Raw data:
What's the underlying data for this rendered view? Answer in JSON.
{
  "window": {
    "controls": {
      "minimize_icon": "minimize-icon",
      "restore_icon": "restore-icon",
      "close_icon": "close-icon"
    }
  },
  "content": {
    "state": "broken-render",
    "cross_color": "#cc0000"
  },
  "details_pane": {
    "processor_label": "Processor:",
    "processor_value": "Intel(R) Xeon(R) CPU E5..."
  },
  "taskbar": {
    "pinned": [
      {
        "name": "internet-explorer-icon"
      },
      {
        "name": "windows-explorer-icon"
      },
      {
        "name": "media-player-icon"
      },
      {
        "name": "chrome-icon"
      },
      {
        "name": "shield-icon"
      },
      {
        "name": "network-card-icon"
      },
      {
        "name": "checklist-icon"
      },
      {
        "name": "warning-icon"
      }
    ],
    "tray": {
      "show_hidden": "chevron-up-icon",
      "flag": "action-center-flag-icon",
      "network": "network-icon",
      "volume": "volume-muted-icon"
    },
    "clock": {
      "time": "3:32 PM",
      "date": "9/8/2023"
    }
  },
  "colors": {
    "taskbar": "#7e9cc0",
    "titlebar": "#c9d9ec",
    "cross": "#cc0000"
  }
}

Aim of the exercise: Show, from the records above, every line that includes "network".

Answer for the task:
        "name": "network-card-icon"
      "network": "network-icon",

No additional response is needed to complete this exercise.